Items from an interface collection
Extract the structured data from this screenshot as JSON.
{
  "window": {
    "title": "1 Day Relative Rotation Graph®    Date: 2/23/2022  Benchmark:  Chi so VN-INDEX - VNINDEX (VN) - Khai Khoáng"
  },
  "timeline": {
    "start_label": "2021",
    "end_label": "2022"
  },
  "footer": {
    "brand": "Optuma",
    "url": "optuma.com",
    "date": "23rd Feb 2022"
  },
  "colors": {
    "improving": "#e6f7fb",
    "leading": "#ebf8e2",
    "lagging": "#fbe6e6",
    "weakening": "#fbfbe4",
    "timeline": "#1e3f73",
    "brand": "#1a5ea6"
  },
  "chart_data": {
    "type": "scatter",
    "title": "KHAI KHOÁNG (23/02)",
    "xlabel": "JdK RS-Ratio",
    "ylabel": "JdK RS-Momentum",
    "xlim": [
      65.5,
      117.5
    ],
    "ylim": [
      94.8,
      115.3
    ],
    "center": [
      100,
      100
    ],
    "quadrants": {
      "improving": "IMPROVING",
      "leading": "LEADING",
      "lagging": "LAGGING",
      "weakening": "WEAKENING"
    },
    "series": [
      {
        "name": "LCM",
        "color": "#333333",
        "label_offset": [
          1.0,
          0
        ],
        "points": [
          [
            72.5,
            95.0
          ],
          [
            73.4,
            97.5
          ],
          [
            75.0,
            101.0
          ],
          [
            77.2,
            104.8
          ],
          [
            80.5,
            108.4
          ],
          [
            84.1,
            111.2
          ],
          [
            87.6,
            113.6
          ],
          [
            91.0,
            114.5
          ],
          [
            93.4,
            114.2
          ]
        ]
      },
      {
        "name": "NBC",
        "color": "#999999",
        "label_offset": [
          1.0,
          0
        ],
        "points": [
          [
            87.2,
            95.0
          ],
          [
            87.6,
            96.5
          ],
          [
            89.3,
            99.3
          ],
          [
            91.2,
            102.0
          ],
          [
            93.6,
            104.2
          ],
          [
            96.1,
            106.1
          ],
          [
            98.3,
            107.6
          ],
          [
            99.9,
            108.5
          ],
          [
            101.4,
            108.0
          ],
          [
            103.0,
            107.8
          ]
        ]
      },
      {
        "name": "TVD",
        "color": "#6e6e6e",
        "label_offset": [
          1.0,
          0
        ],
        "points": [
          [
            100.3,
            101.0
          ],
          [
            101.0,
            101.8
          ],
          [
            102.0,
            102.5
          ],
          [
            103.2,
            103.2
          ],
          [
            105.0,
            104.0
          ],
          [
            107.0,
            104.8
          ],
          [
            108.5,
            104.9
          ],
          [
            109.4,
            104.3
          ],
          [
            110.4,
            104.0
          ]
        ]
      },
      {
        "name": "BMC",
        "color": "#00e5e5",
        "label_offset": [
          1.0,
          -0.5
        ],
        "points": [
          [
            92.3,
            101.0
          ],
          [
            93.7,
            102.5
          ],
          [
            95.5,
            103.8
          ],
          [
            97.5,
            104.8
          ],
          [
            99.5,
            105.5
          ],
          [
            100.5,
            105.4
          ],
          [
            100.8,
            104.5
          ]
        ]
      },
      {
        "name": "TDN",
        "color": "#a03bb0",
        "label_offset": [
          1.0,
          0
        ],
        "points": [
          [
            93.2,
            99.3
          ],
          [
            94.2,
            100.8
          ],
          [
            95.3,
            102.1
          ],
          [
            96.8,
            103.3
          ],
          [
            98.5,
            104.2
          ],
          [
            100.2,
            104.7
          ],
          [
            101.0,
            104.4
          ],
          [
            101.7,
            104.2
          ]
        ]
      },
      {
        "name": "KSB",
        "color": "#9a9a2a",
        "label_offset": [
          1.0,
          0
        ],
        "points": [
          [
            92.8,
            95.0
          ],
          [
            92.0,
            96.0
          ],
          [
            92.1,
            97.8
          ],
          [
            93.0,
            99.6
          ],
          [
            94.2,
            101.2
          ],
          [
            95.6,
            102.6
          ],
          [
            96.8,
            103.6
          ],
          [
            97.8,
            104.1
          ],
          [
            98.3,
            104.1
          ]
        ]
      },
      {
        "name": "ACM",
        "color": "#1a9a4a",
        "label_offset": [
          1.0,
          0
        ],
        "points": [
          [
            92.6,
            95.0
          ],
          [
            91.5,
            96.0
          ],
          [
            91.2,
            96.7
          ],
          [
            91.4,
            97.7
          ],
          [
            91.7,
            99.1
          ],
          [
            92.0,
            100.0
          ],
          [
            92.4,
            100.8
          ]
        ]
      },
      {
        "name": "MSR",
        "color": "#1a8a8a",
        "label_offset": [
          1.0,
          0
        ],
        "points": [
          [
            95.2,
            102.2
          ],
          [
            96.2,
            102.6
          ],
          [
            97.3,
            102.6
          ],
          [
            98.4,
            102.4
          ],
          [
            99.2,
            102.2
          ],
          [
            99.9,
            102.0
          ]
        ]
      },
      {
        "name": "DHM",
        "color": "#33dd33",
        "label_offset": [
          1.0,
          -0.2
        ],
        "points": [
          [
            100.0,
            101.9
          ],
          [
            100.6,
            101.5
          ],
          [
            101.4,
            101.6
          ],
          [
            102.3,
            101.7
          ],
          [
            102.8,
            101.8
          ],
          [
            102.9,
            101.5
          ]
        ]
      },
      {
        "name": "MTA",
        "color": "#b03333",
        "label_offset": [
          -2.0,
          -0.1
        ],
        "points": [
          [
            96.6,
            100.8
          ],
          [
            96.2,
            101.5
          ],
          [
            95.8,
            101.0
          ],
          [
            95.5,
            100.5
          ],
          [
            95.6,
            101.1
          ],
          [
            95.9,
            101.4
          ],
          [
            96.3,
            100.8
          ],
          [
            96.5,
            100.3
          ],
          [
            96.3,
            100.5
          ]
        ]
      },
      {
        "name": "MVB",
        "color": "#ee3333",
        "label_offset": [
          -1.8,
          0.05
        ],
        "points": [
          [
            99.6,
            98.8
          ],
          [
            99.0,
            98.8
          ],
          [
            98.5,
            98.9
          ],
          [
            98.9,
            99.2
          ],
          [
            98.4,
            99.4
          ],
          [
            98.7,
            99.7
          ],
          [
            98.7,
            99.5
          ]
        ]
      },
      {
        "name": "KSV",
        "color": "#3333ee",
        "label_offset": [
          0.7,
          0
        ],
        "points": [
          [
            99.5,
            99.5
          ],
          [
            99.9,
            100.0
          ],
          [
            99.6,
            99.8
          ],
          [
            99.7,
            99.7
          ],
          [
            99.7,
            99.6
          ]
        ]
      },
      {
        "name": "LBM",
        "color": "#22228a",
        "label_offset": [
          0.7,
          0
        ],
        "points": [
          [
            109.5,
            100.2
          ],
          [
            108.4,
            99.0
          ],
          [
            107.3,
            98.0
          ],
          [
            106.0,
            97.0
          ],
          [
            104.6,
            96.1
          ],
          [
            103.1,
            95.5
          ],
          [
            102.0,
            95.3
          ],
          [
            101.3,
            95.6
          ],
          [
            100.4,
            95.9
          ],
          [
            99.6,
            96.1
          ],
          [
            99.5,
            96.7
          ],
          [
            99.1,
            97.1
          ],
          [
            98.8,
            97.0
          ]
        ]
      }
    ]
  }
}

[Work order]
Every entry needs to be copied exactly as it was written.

[Task output]
Extract the structured data from this screenshot as JSON.
{
  "window": {
    "title": "1 Day Relative Rotation Graph®    Date: 2/23/2022  Benchmark:  Chi so VN-INDEX - VNINDEX (VN) - Khai Khoáng"
  },
  "timeline": {
    "start_label": "2021",
    "end_label": "2022"
  },
  "footer": {
    "brand": "Optuma",
    "url": "optuma.com",
    "date": "23rd Feb 2022"
  },
  "colors": {
    "improving": "#e6f7fb",
    "leading": "#ebf8e2",
    "lagging": "#fbe6e6",
    "weakening": "#fbfbe4",
    "timeline": "#1e3f73",
    "brand": "#1a5ea6"
  },
  "chart_data": {
    "type": "scatter",
    "title": "KHAI KHOÁNG (23/02)",
    "xlabel": "JdK RS-Ratio",
    "ylabel": "JdK RS-Momentum",
    "xlim": [
      65.5,
      117.5
    ],
    "ylim": [
      94.8,
      115.3
    ],
    "center": [
      100,
      100
    ],
    "quadrants": {
      "improving": "IMPROVING",
      "leading": "LEADING",
      "lagging": "LAGGING",
      "weakening": "WEAKENING"
    },
    "series": [
      {
        "name": "LCM",
        "color": "#333333",
        "label_offset": [
          1.0,
          0
        ],
        "points": [
          [
            72.5,
            95.0
          ],
          [
            73.4,
            97.5
          ],
          [
            75.0,
            101.0
          ],
          [
            77.2,
            104.8
          ],
          [
            80.5,
            108.4
          ],
          [
            84.1,
            111.2
          ],
          [
            87.6,
            113.6
          ],
          [
            91.0,
            114.5
          ],
          [
            93.4,
            114.2
          ]
        ]
      },
      {
        "name": "NBC",
        "color": "#999999",
        "label_offset": [
          1.0,
          0
        ],
        "points": [
          [
            87.2,
            95.0
          ],
          [
            87.6,
            96.5
          ],
          [
            89.3,
            99.3
          ],
          [
            91.2,
            102.0
          ],
          [
            93.6,
            104.2
          ],
          [
            96.1,
            106.1
          ],
          [
            98.3,
            107.6
          ],
          [
            99.9,
            108.5
          ],
          [
            101.4,
            108.0
          ],
          [
            103.0,
            107.8
          ]
        ]
      },
      {
        "name": "TVD",
        "color": "#6e6e6e",
        "label_offset": [
          1.0,
          0
        ],
        "points": [
          [
            100.3,
            101.0
          ],
          [
            101.0,
            101.8
          ],
          [
            102.0,
            102.5
          ],
          [
            103.2,
            103.2
          ],
          [
            105.0,
            104.0
          ],
          [
            107.0,
            104.8
          ],
          [
            108.5,
            104.9
          ],
          [
            109.4,
            104.3
          ],
          [
            110.4,
            104.0
          ]
        ]
      },
      {
        "name": "BMC",
        "color": "#00e5e5",
        "label_offset": [
          1.0,
          -0.5
        ],
        "points": [
          [
            92.3,
            101.0
          ],
          [
            93.7,
            102.5
          ],
          [
            95.5,
            103.8
          ],
          [
            97.5,
            104.8
          ],
          [
            99.5,
            105.5
          ],
          [
            100.5,
            105.4
          ],
          [
            100.8,
            104.5
          ]
        ]
      },
      {
        "name": "TDN",
        "color": "#a03bb0",
        "label_offset": [
          1.0,
          0
        ],
        "points": [
          [
            93.2,
            99.3
          ],
          [
            94.2,
            100.8
          ],
          [
            95.3,
            102.1
          ],
          [
            96.8,
            103.3
          ],
          [
            98.5,
            104.2
          ],
          [
            100.2,
            104.7
          ],
          [
            101.0,
            104.4
          ],
          [
            101.7,
            104.2
          ]
        ]
      },
      {
        "name": "KSB",
        "color": "#9a9a2a",
        "label_offset": [
          1.0,
          0
        ],
        "points": [
          [
            92.8,
            95.0
          ],
          [
            92.0,
            96.0
          ],
          [
            92.1,
            97.8
          ],
          [
            93.0,
            99.6
          ],
          [
            94.2,
            101.2
          ],
          [
            95.6,
            102.6
          ],
          [
            96.8,
            103.6
          ],
          [
            97.8,
            104.1
          ],
          [
            98.3,
            104.1
          ]
        ]
      },
      {
        "name": "ACM",
        "color": "#1a9a4a",
        "label_offset": [
          1.0,
          0
        ],
        "points": [
          [
            92.6,
            95.0
          ],
          [
            91.5,
            96.0
          ],
          [
            91.2,
            96.7
          ],
          [
            91.4,
            97.7
          ],
          [
            91.7,
            99.1
          ],
          [
            92.0,
            100.0
          ],
          [
            92.4,
            100.8
          ]
        ]
      },
      {
        "name": "MSR",
        "color": "#1a8a8a",
        "label_offset": [
          1.0,
          0
        ],
        "points": [
          [
            95.2,
            102.2
          ],
          [
            96.2,
            102.6
          ],
          [
            97.3,
            102.6
          ],
          [
            98.4,
            102.4
          ],
          [
            99.2,
            102.2
          ],
          [
            99.9,
            102.0
          ]
        ]
      },
      {
        "name": "DHM",
        "color": "#33dd33",
        "label_offset": [
          1.0,
          -0.2
        ],
        "points": [
          [
            100.0,
            101.9
          ],
          [
            100.6,
            101.5
          ],
          [
            101.4,
            101.6
          ],
          [
            102.3,
            101.7
          ],
          [
            102.8,
            101.8
          ],
          [
            102.9,
            101.5
          ]
        ]
      },
      {
        "name": "MTA",
        "color": "#b03333",
        "label_offset": [
          -2.0,
          -0.1
        ],
        "points": [
          [
            96.6,
            100.8
          ],
          [
            96.2,
            101.5
          ],
          [
            95.8,
            101.0
          ],
          [
            95.5,
            100.5
          ],
          [
            95.6,
            101.1
          ],
          [
            95.9,
            101.4
          ],
          [
            96.3,
            100.8
          ],
          [
            96.5,
            100.3
          ],
          [
            96.3,
            100.5
          ]
        ]
      },
      {
        "name": "MVB",
        "color": "#ee3333",
        "label_offset": [
          -1.8,
          0.05
        ],
        "points": [
          [
            99.6,
            98.8
          ],
          [
            99.0,
            98.8
          ],
          [
            98.5,
            98.9
          ],
          [
            98.9,
            99.2
          ],
          [
            98.4,
            99.4
          ],
          [
            98.7,
            99.7
          ],
          [
            98.7,
            99.5
          ]
        ]
      },
      {
        "name": "KSV",
        "color": "#3333ee",
        "label_offset": [
          0.7,
          0
        ],
        "points": [
          [
            99.5,
            99.5
          ],
          [
            99.9,
            100.0
          ],
          [
            99.6,
            99.8
          ],
          [
            99.7,
            99.7
          ],
          [
            99.7,
            99.6
          ]
        ]
      },
      {
        "name": "LBM",
        "color": "#22228a",
        "label_offset": [
          0.7,
          0
        ],
        "points": [
          [
            109.5,
            100.2
          ],
          [
            108.4,
            99.0
          ],
          [
            107.3,
            98.0
          ],
          [
            106.0,
            97.0
          ],
          [
            104.6,
            96.1
          ],
          [
            103.1,
            95.5
          ],
          [
            102.0,
            95.3
          ],
          [
            101.3,
            95.6
          ],
          [
            100.4,
            95.9
          ],
          [
            99.6,
            96.1
          ],
          [
            99.5,
            96.7
          ],
          [
            99.1,
            97.1
          ],
          [
            98.8,
            97.0
          ]
        ]
      }
    ]
  }
}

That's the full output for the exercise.